5. Personal Reflections on my Experiences in the Slums
1. Sympathy with people
I felt really sad on leaving the Smoky Mountain. I wanted to live for months and even years with the slum dwellers. Although it was difficult to adapt to life there, I often told myself that if the people living there were able to overcome all difficulties, why could I not do the same? This short visit to the slums made me realize that I had been living in a completely different world, but in the slums I felt as if that was my own world. My experience in the slums taught me that sympathy is more important than pity, and that the only way to learn sympathy is to live together with people.
2. Jesus Lives in the Poor
I felt clearly in my daily prayers that Jesus lives with each one of the slum dwellers. Jesus is also suffering with all those painfully living in poor conditions. His loving care is alive in small undernourished children carried on the thin backs of their mothers or held warmly in their hands. This is the reason why people can overcome their suffering no matter how painful it is.
There is no doubt that Jesus, the Son of God, chose poverty because he wanted to be with the poor to bear their sufferings. It could not be otherwise. Jesus could not leave children and adults alone in the midst of their poverty. The living poverty of Jesus is nothing but an expression of his deep concern for the destitute. To live poverty is a mission I have received as a priest.
3. Priestly Role
I enjoyed saying daily Mass for the residents in the middle of the slum area. It was a great blessing difficult to express in words. I raised the Sacred Host in front of the slum dwellers who, because of their busy lives, could not realize that Jesus was in their midst and proclaimed his presence there and his care for them. Could there be a greater joy? I experienced again that this was what I wanted to do and that this was the mission I desired to carry out during my whole life.
4. Things I Learned from the Children
The smiling children were a great help for me in overcoming the hardships in the slums. The children ran around joyfully with dirty faces black with charcoal and mud and bringing light everywhere.
They seemed to be harboring in the bottom of their hearts living springs of joy. I felt that their dynamism originated from the strength they were able to draw from within themselves. As a result, no matter how difficult their situation may be, they find joy and can survive undaunted.
As the children grow older, the smiles on their faces diminish as a consequence of anxiety concerning their future. As they approach adulthood, their smiles become scarce as they lament their past. But if one looks into the depth of their hearts, most probably the same source of their joy can be found there. That is a reminder of the expression of Jesus. “The living water of life.” I desire to learn from children how to look for the spring that has been covered over by lamenting anxieties, in order to be able to live by the power of the water of life flowing from there.

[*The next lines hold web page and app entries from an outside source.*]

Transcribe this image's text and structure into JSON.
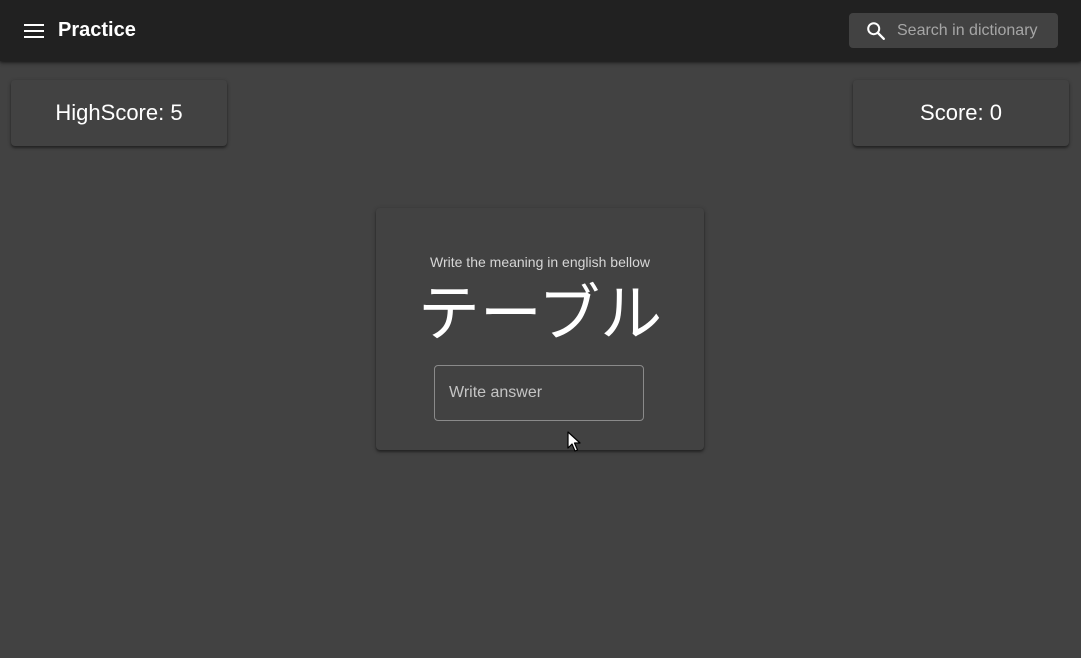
{
  "header": {
    "title": "Practice",
    "menu_icon": "menu-icon",
    "search": {
      "icon": "search-icon",
      "placeholder": "Search in dictionary",
      "value": ""
    }
  },
  "scores": {
    "highscore_label": "HighScore: 5",
    "score_label": "Score: 0"
  },
  "practice": {
    "instruction": "Write the meaning in english bellow",
    "word": "テーブル",
    "answer": {
      "placeholder": "Write answer",
      "value": ""
    }
  },
  "colors": {
    "appbar": "#212121",
    "background": "#424242",
    "text": "#ffffff"
  }
}
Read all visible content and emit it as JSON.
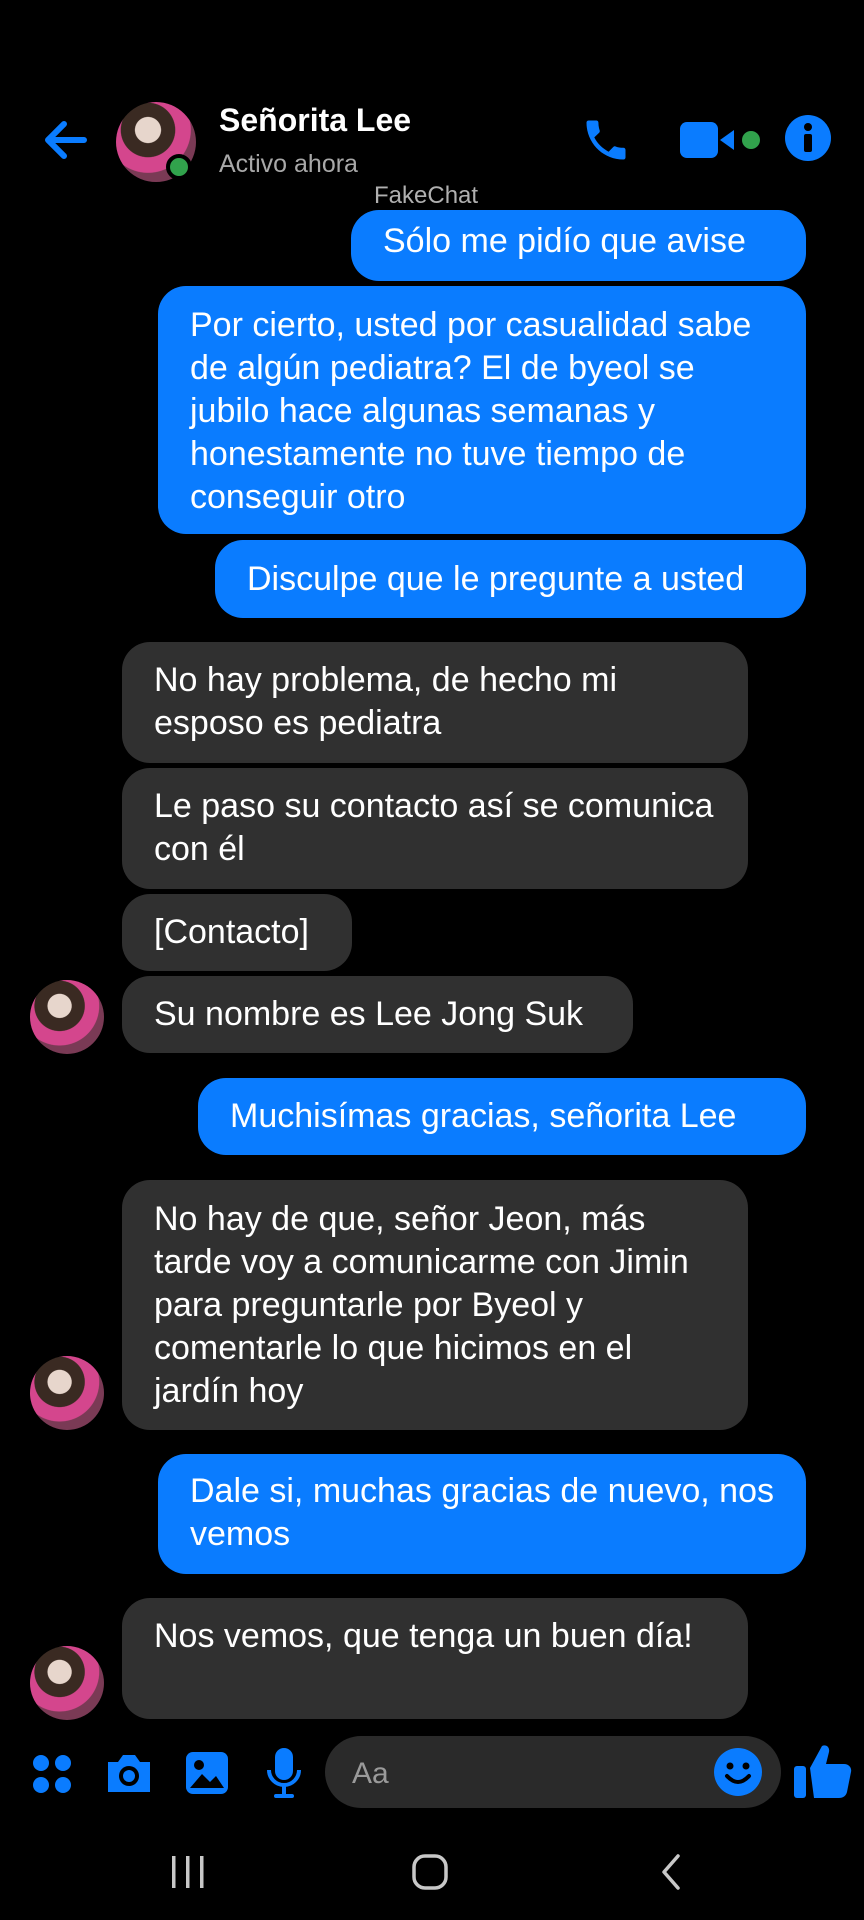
{
  "header": {
    "name": "Señorita Lee",
    "status": "Activo ahora",
    "watermark": "FakeChat",
    "colors": {
      "accent": "#0a7cff",
      "online": "#31a24c"
    },
    "icons": [
      "back-arrow-icon",
      "phone-icon",
      "video-camera-icon",
      "info-icon"
    ]
  },
  "messages": [
    {
      "from": "me",
      "text": "Sólo me pidío que avise"
    },
    {
      "from": "me",
      "text": "Por cierto, usted por casualidad sabe de algún pediatra? El de byeol se jubilo hace algunas semanas y honestamente no tuve tiempo de conseguir otro"
    },
    {
      "from": "me",
      "text": "Disculpe que le pregunte a usted"
    },
    {
      "from": "them",
      "text": "No hay problema, de hecho mi esposo es pediatra"
    },
    {
      "from": "them",
      "text": "Le paso su contacto así se comunica con él"
    },
    {
      "from": "them",
      "text": "[Contacto]"
    },
    {
      "from": "them",
      "text": "Su nombre es Lee Jong Suk"
    },
    {
      "from": "me",
      "text": "Muchisímas gracias, señorita Lee"
    },
    {
      "from": "them",
      "text": "No hay de que, señor Jeon, más tarde voy a comunicarme con Jimin para preguntarle por Byeol y comentarle lo que hicimos en el jardín hoy"
    },
    {
      "from": "me",
      "text": "Dale si, muchas gracias de nuevo, nos vemos"
    },
    {
      "from": "them",
      "text": "Nos vemos, que tenga un buen día!"
    }
  ],
  "composer": {
    "placeholder": "Aa",
    "icons": [
      "apps-icon",
      "camera-icon",
      "gallery-icon",
      "microphone-icon",
      "emoji-icon",
      "thumbs-up-icon"
    ]
  },
  "navbar": {
    "icons": [
      "recents-icon",
      "home-icon",
      "back-icon"
    ]
  }
}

5. Dynamic Strength for Everybody
I strongly feel called to transmit these realities of the Philippines to the Japanese. In Japan over 30 thousand people commit suicide every year, while in the Smoky Mountain of Manila the same amount of people are trying to survive by collecting garbage. I feel that if anyone who has decided to commit suicide will come to the dump site of Manila and meet the smiling children living there, their hearts will certainly change. This is because the children’s smiling faces have the power to question us about the basics of life, of happiness, and of the meaning of life.
But this need not be limited to people contemplating suicide. The smiles of such children possess the power of shaking the hearts of everybody. Most probably many people could be strengthened to live from those joyfully smiling faces.